* PROBLEM TO WORK ON:
From the entries, copy every line that carries the string "structured".
----
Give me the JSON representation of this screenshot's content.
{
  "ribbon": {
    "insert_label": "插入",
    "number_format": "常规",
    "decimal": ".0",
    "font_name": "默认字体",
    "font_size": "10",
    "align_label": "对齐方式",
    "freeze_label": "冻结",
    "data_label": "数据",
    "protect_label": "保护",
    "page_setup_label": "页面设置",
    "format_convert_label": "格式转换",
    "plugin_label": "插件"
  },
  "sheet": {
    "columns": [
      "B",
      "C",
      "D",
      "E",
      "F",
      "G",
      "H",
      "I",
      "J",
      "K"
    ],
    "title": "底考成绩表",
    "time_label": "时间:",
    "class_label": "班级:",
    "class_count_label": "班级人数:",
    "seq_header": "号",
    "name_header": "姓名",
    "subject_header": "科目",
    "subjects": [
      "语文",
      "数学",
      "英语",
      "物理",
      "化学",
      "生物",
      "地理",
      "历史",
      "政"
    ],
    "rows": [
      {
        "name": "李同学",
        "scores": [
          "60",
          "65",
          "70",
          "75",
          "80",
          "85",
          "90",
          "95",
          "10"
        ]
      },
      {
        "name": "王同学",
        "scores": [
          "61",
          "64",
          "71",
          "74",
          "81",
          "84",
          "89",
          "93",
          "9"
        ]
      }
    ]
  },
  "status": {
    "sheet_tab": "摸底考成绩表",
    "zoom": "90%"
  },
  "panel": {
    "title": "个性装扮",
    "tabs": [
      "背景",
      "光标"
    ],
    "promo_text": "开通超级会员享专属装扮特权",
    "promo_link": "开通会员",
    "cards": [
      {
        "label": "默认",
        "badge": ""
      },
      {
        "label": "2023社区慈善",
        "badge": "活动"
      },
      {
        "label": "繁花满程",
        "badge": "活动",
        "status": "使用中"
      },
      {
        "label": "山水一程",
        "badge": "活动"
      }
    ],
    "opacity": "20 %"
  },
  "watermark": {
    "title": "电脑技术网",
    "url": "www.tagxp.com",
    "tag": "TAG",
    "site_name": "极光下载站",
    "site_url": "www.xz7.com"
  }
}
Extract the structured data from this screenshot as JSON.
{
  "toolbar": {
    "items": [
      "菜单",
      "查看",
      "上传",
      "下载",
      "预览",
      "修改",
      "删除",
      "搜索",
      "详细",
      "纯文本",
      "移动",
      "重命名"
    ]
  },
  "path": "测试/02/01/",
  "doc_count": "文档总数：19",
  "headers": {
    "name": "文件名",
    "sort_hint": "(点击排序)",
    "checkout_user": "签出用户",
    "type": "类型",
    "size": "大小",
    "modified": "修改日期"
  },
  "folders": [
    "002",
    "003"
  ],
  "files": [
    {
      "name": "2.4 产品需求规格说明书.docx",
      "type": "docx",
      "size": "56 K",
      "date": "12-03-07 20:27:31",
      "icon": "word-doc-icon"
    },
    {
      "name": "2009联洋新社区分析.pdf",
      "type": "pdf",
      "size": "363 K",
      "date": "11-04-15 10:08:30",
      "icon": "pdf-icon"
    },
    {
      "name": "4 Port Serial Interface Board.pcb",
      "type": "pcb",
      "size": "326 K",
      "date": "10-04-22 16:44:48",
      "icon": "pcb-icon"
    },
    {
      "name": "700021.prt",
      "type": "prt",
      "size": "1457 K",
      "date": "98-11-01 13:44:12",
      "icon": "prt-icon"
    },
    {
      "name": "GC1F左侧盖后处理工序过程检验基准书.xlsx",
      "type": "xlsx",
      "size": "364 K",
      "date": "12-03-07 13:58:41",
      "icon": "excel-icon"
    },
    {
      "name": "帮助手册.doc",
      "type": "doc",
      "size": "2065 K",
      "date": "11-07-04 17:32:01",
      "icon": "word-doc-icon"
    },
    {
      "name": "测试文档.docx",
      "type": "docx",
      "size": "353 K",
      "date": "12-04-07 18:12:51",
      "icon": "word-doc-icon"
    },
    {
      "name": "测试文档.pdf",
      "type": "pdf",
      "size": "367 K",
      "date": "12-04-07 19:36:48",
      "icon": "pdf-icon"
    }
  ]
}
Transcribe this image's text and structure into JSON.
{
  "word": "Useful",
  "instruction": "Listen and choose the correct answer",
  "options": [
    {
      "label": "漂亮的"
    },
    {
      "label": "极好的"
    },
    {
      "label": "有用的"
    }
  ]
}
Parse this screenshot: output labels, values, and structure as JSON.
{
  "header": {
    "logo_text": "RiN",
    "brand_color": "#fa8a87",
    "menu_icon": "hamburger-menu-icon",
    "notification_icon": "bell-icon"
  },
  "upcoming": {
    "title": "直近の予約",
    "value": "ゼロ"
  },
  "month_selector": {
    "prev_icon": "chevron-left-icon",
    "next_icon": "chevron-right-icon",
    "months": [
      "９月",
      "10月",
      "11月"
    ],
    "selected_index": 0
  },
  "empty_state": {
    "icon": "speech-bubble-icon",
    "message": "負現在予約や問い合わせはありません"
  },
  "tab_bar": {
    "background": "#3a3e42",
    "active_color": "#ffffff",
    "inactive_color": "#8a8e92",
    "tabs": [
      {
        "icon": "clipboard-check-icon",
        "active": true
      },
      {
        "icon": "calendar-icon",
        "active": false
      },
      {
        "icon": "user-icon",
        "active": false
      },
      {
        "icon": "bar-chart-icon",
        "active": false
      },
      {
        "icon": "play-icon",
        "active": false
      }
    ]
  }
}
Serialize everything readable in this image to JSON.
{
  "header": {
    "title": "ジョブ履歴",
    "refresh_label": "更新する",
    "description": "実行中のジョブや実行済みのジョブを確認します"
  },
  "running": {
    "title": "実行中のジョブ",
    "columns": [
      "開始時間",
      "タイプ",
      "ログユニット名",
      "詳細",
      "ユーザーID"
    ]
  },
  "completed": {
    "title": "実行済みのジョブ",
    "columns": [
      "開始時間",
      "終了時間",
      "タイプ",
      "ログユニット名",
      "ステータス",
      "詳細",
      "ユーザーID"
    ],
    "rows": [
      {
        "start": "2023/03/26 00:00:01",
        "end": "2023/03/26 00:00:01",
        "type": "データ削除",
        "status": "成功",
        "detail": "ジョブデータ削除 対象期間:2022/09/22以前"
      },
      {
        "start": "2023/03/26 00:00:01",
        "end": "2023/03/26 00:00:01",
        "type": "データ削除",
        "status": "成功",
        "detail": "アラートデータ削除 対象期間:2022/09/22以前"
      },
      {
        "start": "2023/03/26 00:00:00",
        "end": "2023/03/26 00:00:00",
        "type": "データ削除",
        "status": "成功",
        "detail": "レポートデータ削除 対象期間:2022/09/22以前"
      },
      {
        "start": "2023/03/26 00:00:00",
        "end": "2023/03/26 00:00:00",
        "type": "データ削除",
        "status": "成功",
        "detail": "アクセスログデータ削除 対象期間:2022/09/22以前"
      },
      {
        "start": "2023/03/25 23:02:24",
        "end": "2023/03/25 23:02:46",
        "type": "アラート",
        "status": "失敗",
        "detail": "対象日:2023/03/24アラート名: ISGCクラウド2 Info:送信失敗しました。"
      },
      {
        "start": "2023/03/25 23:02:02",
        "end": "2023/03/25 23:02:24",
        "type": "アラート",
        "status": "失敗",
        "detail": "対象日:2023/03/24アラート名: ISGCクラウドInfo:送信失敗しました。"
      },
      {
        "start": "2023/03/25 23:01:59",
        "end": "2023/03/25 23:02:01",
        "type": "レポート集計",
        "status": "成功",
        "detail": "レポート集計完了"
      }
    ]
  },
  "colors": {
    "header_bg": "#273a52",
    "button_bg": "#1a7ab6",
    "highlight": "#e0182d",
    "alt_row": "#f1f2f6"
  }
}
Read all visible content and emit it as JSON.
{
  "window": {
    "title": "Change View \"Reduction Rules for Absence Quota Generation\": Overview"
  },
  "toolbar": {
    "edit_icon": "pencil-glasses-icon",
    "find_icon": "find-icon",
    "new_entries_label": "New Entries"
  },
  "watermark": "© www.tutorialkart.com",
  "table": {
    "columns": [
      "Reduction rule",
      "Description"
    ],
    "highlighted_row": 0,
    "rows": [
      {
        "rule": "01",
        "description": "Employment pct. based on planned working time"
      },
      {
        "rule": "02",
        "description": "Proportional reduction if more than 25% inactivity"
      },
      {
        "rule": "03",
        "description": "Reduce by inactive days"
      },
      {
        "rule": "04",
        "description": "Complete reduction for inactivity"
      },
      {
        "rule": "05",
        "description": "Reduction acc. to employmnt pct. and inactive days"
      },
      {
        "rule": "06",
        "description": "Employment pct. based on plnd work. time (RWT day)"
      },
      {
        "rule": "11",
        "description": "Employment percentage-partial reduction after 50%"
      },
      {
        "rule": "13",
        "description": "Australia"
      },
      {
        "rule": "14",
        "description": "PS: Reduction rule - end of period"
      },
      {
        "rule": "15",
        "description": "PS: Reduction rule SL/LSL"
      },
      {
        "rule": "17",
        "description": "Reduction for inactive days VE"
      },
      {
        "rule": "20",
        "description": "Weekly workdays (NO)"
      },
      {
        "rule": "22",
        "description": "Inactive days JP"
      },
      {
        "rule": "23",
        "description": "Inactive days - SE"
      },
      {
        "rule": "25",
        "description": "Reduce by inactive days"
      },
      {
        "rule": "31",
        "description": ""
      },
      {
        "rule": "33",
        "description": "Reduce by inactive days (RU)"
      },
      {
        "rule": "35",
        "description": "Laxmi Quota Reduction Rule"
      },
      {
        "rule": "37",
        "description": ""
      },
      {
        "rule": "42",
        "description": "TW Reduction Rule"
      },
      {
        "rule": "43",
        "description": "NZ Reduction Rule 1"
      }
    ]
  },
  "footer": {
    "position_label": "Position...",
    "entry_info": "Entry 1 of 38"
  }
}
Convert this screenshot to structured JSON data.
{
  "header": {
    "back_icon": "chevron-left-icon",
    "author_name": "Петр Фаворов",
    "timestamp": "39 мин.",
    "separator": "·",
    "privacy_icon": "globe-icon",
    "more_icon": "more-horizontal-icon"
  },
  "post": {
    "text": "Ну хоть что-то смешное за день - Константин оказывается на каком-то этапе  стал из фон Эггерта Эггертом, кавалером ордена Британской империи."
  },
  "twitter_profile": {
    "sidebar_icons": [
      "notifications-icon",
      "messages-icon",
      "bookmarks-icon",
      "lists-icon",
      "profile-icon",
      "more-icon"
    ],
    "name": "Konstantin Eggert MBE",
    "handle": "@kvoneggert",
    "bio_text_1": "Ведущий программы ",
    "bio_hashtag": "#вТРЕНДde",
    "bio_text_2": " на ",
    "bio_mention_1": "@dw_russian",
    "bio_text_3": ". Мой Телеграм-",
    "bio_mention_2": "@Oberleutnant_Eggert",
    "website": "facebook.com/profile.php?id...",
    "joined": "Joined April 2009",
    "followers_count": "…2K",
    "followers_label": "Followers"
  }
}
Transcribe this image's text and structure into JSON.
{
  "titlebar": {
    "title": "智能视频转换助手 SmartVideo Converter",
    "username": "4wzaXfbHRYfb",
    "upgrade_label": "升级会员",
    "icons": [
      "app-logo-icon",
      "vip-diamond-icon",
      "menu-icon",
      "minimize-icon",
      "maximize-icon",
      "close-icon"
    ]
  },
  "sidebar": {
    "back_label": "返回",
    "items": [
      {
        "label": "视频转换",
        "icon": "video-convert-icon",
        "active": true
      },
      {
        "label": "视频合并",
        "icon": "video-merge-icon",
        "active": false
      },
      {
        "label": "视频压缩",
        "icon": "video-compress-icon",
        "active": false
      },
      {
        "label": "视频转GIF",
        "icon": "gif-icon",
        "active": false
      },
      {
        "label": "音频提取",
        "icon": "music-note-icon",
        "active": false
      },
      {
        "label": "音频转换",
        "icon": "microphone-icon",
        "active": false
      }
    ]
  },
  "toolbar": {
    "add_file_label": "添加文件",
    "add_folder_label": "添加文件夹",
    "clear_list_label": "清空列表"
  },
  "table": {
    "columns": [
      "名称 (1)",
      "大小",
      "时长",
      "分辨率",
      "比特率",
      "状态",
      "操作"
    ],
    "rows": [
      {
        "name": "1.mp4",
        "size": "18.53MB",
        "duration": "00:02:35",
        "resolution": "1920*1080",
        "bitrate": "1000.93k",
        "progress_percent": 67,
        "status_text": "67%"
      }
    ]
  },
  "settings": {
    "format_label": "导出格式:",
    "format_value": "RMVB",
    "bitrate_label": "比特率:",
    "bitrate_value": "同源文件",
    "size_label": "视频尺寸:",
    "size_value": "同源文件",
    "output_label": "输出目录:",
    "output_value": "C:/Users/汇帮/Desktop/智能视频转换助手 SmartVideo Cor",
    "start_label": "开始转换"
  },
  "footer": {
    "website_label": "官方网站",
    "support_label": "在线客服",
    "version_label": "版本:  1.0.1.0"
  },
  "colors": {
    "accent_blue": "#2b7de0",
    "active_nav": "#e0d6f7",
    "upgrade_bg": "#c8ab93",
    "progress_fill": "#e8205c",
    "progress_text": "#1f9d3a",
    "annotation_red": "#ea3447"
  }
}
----
* TASK ANSWER:
Extract the structured data from this screenshot as JSON.
Convert this screenshot to structured JSON data.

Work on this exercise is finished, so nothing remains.